Then there is the agricultural disaster in Sri Lanka, also caused by reckless government regulation of an essential item for growing food: fertilizer. About a year ago, the President of Sri Lanka announced that use of artificial fertilizer and chemicals in agriculture would suddenly be banned. The nation would go organic all at once. Critics say the government was running out of money to buy fertilizer from other nations, as most of it is imported. But whatever the reason, the policy caused an almost immediate collapse of agriculture. Yields for various crops plummeted. One third of acreage was left unplanted. Then planted yields of maize fell by 70%; wheat by 50%; vegetable crops by about 30%. The important export crops of rice and tea also fell precipitously, taking away a major source of funds from overseas. Sri Lanka then ran out of money to buy food or fertilizer. The president admitted his mistake and changed course, but too late. Soon he was forced to flee the nation and resign. But the disaster will not be easy or cheap to fix.

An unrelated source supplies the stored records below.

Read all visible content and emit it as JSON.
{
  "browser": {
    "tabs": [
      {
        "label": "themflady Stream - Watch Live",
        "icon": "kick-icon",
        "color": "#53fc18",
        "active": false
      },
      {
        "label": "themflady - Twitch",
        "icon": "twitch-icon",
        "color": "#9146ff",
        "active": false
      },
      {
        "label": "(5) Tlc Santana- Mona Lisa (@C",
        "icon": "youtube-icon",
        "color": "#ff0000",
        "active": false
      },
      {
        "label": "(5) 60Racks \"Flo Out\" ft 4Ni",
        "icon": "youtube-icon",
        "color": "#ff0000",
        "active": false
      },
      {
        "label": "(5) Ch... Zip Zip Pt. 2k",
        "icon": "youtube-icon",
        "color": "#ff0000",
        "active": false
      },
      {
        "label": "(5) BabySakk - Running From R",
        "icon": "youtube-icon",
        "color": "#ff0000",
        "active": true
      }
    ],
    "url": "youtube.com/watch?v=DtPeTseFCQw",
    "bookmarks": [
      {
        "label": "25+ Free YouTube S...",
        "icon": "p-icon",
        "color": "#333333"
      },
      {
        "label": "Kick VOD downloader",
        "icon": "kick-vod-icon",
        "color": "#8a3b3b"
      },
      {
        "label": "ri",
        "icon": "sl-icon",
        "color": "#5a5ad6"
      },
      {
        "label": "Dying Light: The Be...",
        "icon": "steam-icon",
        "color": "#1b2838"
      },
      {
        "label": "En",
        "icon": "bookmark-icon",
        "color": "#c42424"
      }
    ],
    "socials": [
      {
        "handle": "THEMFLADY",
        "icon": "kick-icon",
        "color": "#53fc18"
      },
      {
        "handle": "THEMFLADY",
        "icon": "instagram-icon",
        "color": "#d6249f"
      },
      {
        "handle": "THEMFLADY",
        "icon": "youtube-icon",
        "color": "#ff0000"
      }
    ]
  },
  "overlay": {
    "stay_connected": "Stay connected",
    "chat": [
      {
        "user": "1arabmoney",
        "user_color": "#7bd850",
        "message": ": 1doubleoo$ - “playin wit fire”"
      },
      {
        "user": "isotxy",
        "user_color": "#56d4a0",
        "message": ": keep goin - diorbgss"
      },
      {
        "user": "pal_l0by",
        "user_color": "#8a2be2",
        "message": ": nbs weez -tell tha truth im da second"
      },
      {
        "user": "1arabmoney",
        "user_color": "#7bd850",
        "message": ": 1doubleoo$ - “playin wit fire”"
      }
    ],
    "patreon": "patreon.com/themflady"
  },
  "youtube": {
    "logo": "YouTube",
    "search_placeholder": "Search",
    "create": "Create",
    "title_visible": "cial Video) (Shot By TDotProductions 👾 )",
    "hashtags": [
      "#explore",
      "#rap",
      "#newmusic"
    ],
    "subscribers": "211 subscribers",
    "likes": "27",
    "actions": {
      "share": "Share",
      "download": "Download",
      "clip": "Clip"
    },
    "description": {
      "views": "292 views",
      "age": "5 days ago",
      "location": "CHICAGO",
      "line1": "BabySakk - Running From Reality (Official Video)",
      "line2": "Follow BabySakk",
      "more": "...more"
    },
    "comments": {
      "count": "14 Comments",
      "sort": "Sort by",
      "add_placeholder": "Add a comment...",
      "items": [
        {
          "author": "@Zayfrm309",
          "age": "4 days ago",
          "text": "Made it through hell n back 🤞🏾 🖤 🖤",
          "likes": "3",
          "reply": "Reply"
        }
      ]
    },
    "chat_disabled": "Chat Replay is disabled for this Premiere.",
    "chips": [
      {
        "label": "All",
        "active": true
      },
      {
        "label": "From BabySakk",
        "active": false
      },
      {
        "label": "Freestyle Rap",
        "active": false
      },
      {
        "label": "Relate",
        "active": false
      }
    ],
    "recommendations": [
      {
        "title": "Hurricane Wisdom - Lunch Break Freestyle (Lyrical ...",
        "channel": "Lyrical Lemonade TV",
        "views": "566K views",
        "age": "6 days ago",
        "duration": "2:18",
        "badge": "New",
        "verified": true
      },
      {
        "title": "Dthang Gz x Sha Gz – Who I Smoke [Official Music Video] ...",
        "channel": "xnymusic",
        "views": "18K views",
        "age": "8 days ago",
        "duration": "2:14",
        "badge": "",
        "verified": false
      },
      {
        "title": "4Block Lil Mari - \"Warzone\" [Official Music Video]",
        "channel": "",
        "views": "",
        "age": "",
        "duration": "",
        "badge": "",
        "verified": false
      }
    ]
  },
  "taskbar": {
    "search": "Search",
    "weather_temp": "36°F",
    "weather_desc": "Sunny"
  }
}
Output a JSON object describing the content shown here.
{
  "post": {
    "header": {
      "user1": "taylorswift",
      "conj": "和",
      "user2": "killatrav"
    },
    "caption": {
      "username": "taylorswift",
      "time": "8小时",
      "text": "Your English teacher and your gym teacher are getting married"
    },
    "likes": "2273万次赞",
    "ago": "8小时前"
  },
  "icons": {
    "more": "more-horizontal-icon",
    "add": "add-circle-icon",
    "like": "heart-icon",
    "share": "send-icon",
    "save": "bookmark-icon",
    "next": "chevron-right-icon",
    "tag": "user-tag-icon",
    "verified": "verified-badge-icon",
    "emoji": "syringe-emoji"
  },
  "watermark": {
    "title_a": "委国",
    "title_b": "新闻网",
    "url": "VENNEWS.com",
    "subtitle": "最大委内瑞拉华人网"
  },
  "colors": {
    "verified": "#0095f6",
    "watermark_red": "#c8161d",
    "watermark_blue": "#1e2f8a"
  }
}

The drought in the U.S. from Calif. to Texas puts additional strain on the U.S. food production. In 2021, Texas planted 5.5 million acres of wheat, but only harvested 2.0 million acres of wheat. Those numbers indicate a high crop failure rate. In 2021, Oklahoma planted 4.4 million acres of wheat, but only harvested 2.95 million acres. That is a substantial failure rate for wheat. But those two States cannot abandon wheat and switch to a dryland crop like cotton. Together, they grow about 100 to 180 million bushels of wheat (6.0 to 10.4 million pounds) per year, despite the recent paucity of soil moisture.
Other nations are experiencing crop failures, often related to dry weather. Farmers in the east of Germany are warning of widespread crop failures due to a lack of rainfall in the region.
During this food crisis, more food than ever is being diverted from the human food supply to make biofuel. Halt use of biofuels to ease food crisis, says green group. See also my past posts at HungerMath on biofuel. The amount of food, especially in the form of edible vegetable oil, corn, and sugarcane used to make biodiesel and fuel-ethanol is astounding. And governments will not stop regulating the increased production of these fuels made from food. The use of soybeans for biofuel is rapidly expanding: “At least 14 new soy processing projects are in various stages of construction, expansion or development, according to recent company announcements. Altogether, about 450 million bushels (mb) of additional soybean demand is expected to occur in the next few years, although the number is likely tens of millions of bushels low….”
Factors in the Food Crisis:
* using food to make biofuel
* hotter drier climate causes crop failures
* war in Ukraine reduces food from that nation
* economic sanctions interfere with fertilizer and food from Russia and Belarus
* the EU, Netherlands, and Sri Lanka harmed agriculture with fertilizer regulations
* higher prices for natural gas make nitrogen fertilizer more expensive, as does lower availability
* higher diesel fuel prices make it difficult for farmers to afford to plant and harvest
The response of the governments of the world to the impending food crisis has been weak at best and non-existent at worst. At this point, the crisis is unavoidable.
Ronald L. Conte Jr.